───── Entries supplied ─────
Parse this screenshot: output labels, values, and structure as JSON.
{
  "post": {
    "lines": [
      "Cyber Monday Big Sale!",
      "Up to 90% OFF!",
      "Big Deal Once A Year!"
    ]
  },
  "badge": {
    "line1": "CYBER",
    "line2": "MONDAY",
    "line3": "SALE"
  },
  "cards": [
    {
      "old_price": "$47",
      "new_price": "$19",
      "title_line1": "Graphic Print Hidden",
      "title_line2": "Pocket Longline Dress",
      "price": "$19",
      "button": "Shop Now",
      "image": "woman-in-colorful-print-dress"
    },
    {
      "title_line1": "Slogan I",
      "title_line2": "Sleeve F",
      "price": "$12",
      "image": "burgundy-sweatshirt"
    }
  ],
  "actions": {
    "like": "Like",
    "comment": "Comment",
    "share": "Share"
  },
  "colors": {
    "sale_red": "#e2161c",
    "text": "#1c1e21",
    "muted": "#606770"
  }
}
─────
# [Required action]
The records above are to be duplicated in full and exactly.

# [Output of the task]
Parse this screenshot: output labels, values, and structure as JSON.
{
  "post": {
    "lines": [
      "Cyber Monday Big Sale!",
      "Up to 90% OFF!",
      "Big Deal Once A Year!"
    ]
  },
  "badge": {
    "line1": "CYBER",
    "line2": "MONDAY",
    "line3": "SALE"
  },
  "cards": [
    {
      "old_price": "$47",
      "new_price": "$19",
      "title_line1": "Graphic Print Hidden",
      "title_line2": "Pocket Longline Dress",
      "price": "$19",
      "button": "Shop Now",
      "image": "woman-in-colorful-print-dress"
    },
    {
      "title_line1": "Slogan I",
      "title_line2": "Sleeve F",
      "price": "$12",
      "image": "burgundy-sweatshirt"
    }
  ],
  "actions": {
    "like": "Like",
    "comment": "Comment",
    "share": "Share"
  },
  "colors": {
    "sale_red": "#e2161c",
    "text": "#1c1e21",
    "muted": "#606770"
  }
}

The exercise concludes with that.